- _DESCRIPTION OF THE TASK_: Go through the listing and return every line with "JSON" in it.

EXERCISE DATA section start

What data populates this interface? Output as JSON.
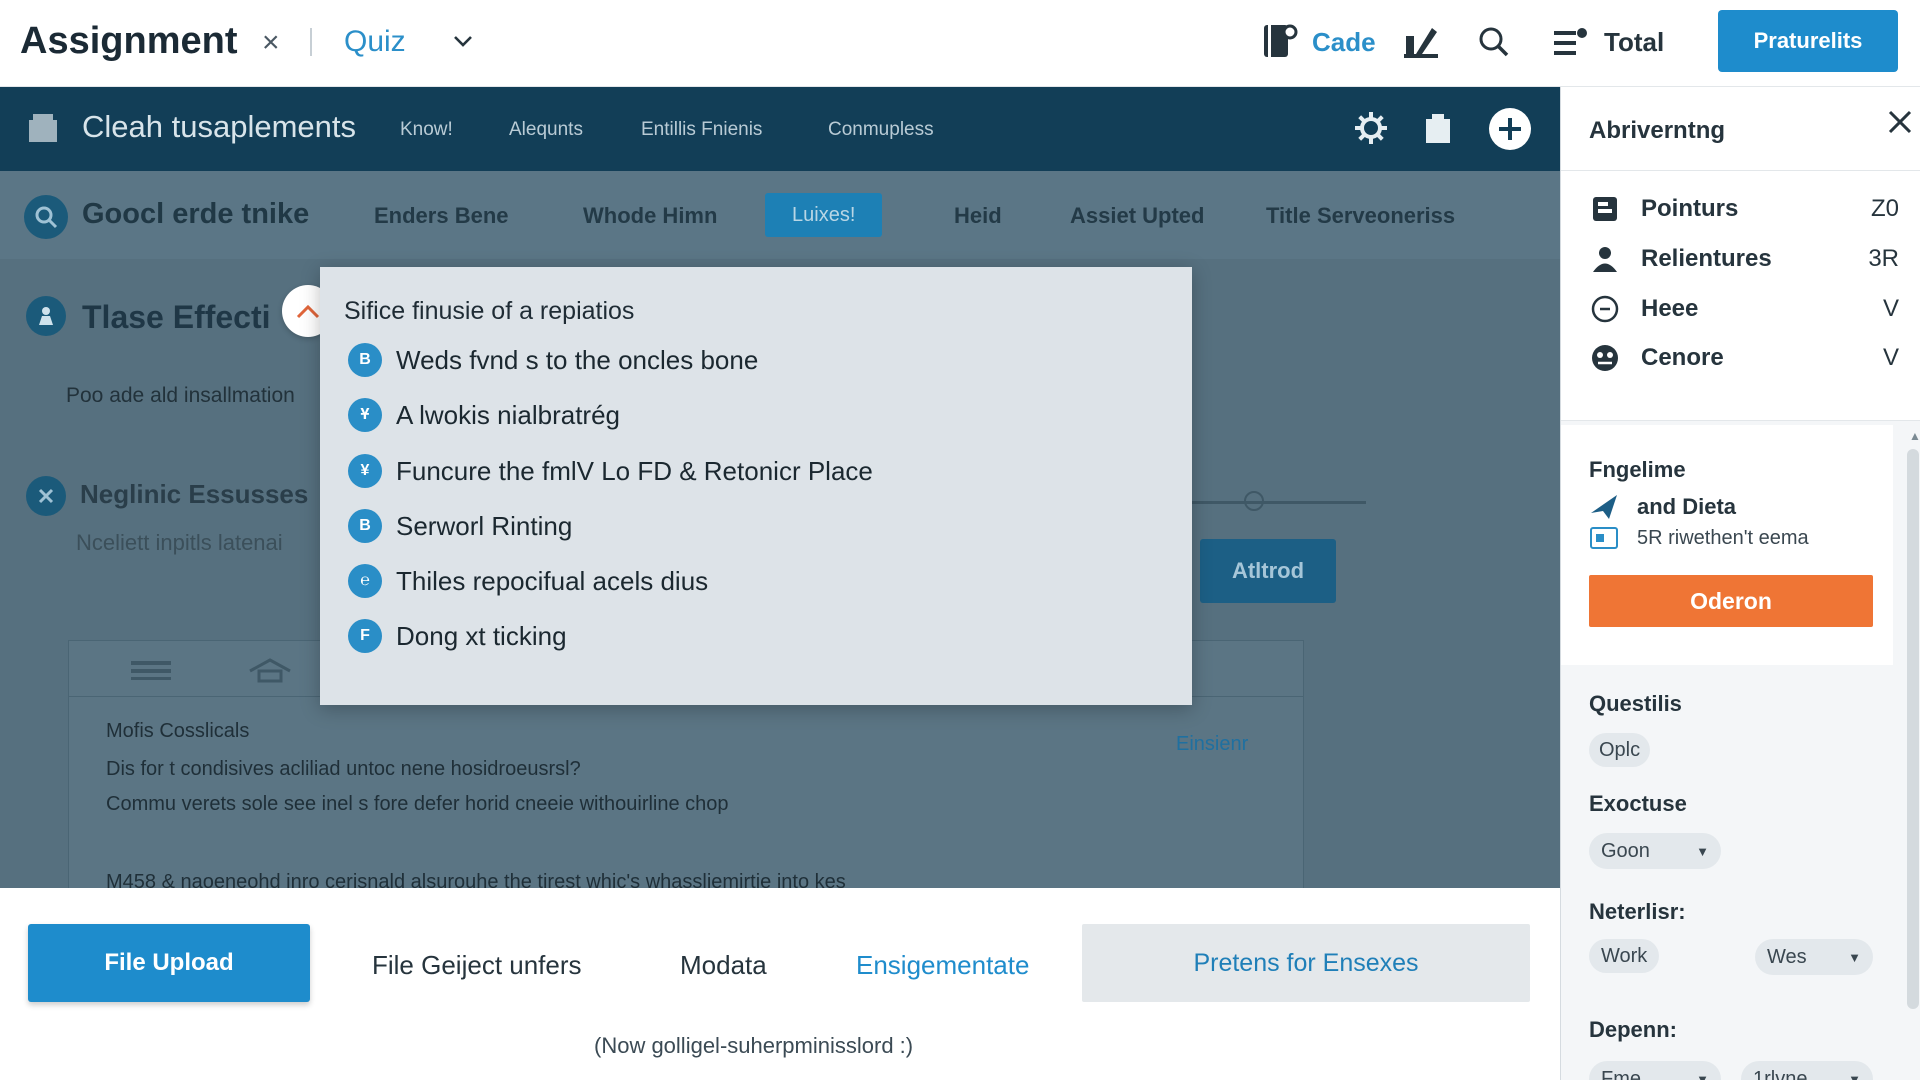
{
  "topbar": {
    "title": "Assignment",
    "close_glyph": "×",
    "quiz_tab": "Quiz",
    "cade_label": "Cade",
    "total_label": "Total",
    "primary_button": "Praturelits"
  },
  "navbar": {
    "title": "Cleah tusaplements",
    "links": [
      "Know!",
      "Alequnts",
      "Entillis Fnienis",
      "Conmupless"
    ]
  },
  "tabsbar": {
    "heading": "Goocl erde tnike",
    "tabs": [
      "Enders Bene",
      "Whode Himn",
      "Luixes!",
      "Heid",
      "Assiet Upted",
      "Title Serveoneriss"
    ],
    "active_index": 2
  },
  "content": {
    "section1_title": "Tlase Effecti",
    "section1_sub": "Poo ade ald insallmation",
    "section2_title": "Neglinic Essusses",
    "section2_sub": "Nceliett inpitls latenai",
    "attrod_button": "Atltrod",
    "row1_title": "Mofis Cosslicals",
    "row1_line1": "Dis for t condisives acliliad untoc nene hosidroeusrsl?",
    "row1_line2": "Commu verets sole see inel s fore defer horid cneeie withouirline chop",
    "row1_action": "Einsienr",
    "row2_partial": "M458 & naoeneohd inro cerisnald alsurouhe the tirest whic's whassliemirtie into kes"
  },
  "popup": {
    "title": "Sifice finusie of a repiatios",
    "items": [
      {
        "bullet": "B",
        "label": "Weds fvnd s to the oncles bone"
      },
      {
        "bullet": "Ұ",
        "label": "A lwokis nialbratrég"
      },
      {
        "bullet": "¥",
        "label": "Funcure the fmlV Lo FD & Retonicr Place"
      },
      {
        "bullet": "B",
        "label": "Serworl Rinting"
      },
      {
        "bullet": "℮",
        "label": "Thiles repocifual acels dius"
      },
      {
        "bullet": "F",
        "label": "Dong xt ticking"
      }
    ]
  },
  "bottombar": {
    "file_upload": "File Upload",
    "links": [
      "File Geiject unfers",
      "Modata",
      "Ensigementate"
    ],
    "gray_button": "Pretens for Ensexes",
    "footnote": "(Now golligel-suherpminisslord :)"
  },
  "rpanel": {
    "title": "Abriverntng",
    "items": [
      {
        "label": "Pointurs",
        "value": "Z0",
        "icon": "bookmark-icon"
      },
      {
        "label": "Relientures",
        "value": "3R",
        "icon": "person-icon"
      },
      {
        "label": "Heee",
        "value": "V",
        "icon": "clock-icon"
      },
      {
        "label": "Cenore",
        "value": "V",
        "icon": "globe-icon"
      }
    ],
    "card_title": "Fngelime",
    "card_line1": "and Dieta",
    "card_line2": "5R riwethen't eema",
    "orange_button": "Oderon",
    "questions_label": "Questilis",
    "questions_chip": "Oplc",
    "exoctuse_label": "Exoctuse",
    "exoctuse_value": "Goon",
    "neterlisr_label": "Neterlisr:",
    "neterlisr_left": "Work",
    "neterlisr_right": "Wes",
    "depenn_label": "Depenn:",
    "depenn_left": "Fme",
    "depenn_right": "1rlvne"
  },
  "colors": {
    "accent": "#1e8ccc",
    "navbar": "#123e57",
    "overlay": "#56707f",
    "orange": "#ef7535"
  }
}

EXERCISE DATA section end
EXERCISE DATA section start

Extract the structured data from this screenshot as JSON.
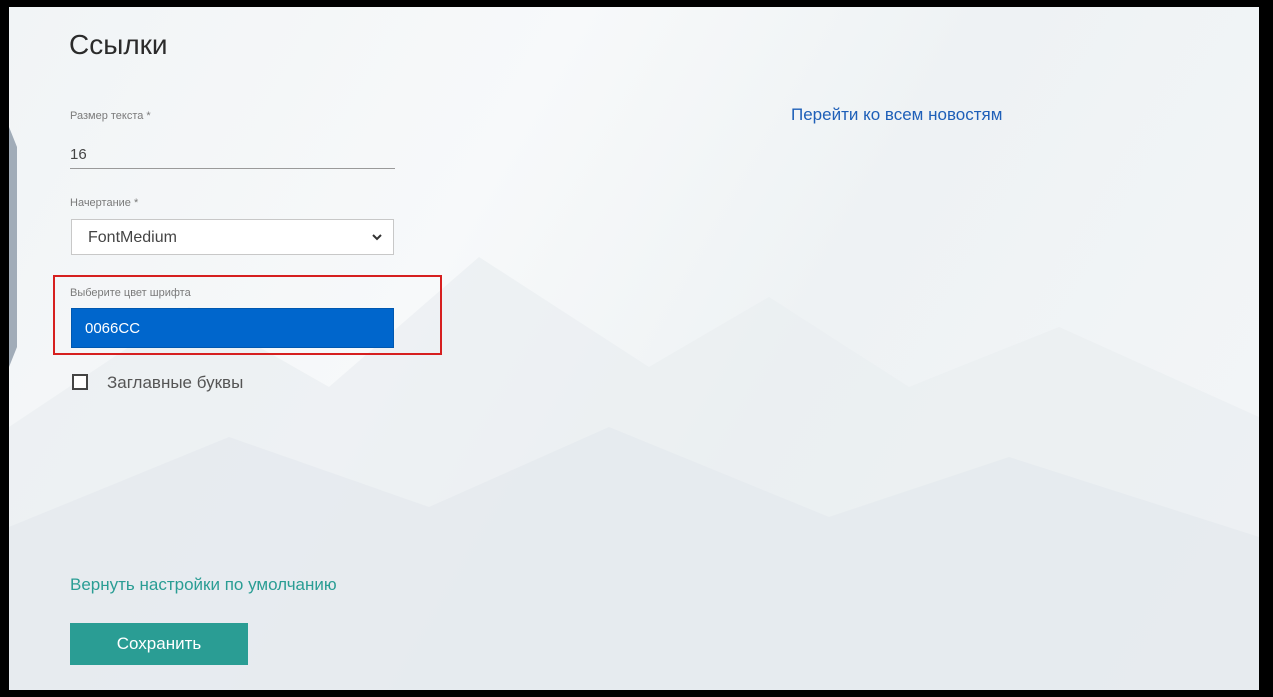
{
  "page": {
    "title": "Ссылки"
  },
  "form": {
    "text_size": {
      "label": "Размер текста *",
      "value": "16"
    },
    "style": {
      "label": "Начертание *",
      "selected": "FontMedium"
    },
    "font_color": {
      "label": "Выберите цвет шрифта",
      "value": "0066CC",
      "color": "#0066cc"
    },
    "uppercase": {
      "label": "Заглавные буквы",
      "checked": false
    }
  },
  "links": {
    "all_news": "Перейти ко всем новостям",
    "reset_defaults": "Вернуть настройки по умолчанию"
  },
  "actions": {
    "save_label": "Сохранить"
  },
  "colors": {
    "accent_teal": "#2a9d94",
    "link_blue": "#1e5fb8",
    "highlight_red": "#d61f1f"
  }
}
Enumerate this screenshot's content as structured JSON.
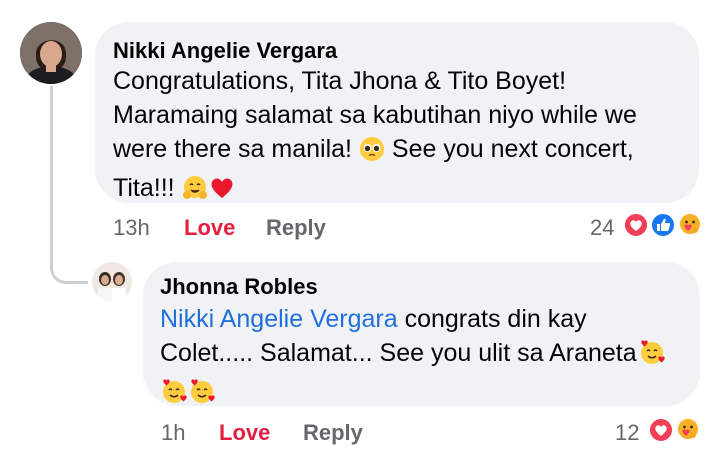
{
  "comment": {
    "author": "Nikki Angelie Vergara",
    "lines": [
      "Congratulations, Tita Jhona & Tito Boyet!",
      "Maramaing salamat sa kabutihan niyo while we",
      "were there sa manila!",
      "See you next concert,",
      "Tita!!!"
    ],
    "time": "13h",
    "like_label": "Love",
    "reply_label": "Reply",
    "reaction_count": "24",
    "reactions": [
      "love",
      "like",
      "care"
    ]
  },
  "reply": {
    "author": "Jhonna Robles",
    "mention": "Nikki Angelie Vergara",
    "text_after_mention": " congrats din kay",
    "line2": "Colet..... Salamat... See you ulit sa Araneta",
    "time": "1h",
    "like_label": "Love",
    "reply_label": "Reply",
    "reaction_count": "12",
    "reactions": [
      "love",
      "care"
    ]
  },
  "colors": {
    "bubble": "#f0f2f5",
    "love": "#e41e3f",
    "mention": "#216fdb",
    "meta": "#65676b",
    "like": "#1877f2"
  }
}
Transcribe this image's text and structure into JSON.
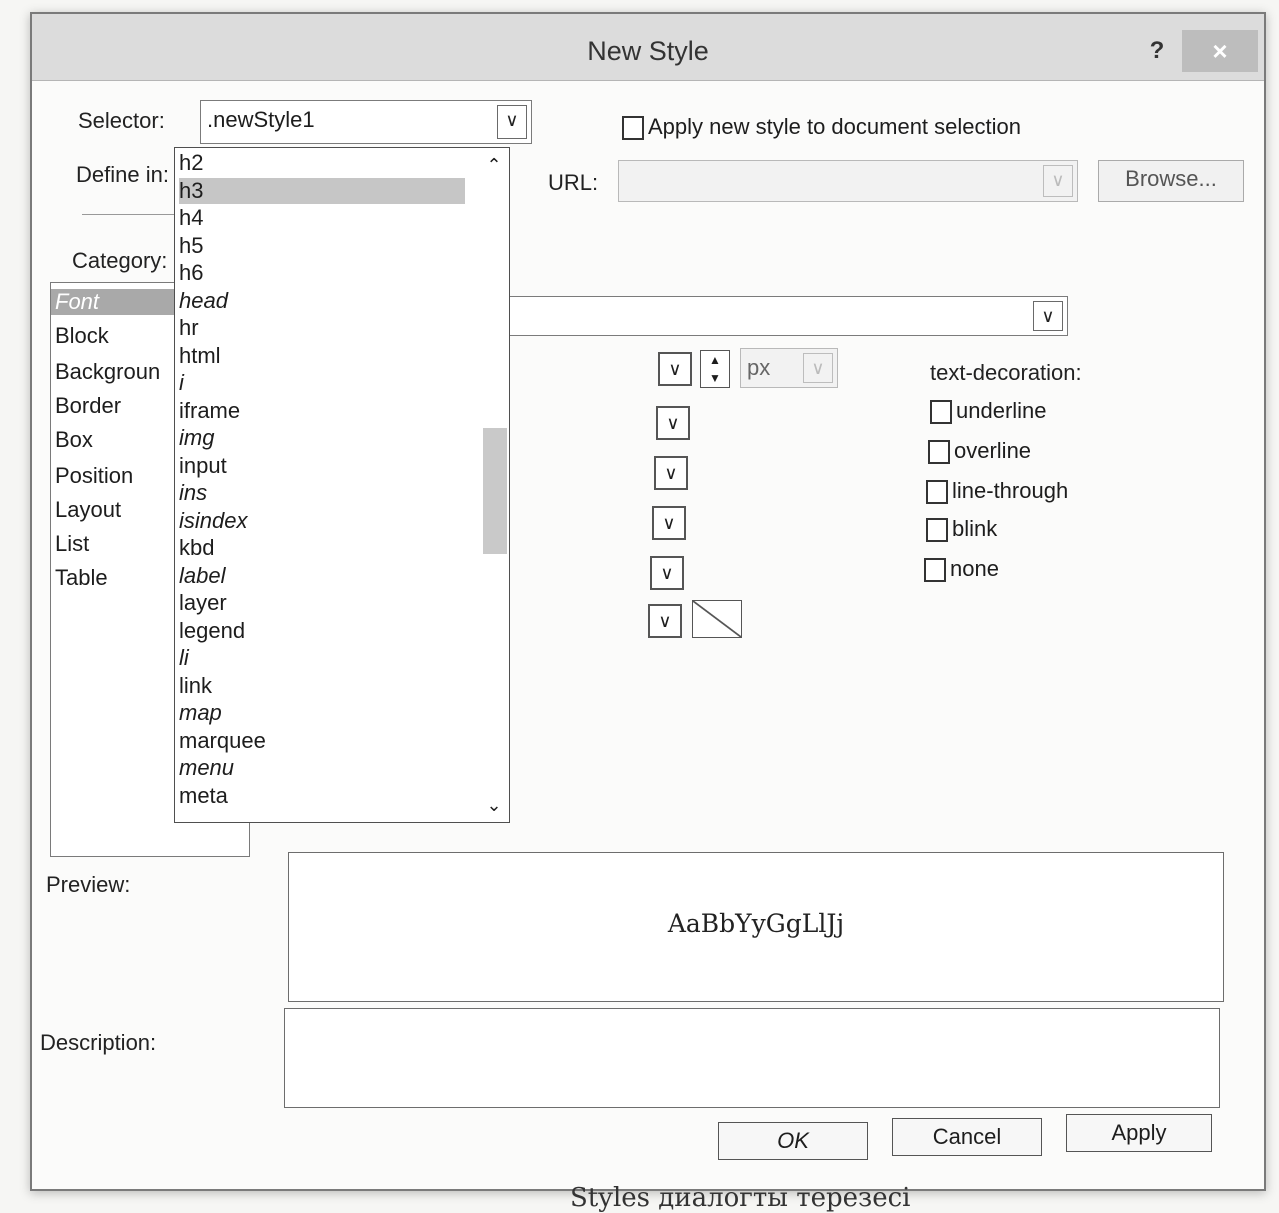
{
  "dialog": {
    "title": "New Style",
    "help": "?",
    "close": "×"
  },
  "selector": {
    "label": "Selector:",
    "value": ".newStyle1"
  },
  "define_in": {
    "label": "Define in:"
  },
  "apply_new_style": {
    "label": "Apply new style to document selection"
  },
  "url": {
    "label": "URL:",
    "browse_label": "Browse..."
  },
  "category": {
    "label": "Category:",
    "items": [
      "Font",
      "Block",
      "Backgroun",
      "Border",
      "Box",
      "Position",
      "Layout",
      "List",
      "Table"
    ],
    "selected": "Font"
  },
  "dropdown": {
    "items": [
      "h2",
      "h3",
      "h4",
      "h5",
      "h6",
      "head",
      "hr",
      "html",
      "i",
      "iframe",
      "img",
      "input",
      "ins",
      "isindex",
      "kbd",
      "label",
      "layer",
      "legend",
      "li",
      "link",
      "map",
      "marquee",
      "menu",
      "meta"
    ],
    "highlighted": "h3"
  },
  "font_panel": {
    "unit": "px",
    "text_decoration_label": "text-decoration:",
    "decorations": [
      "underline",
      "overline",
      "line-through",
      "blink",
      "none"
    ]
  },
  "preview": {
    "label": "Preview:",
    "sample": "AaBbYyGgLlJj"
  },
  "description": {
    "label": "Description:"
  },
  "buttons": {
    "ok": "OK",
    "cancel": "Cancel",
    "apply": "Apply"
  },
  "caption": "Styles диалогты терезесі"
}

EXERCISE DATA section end

- _ANSWER TO THIS PROBLEM_:
What data populates this interface? Output as JSON.
Extract the structured data from this screenshot as JSON.
Enumerate this screenshot's content as structured JSON.
Transcribe this image's text and structure into JSON.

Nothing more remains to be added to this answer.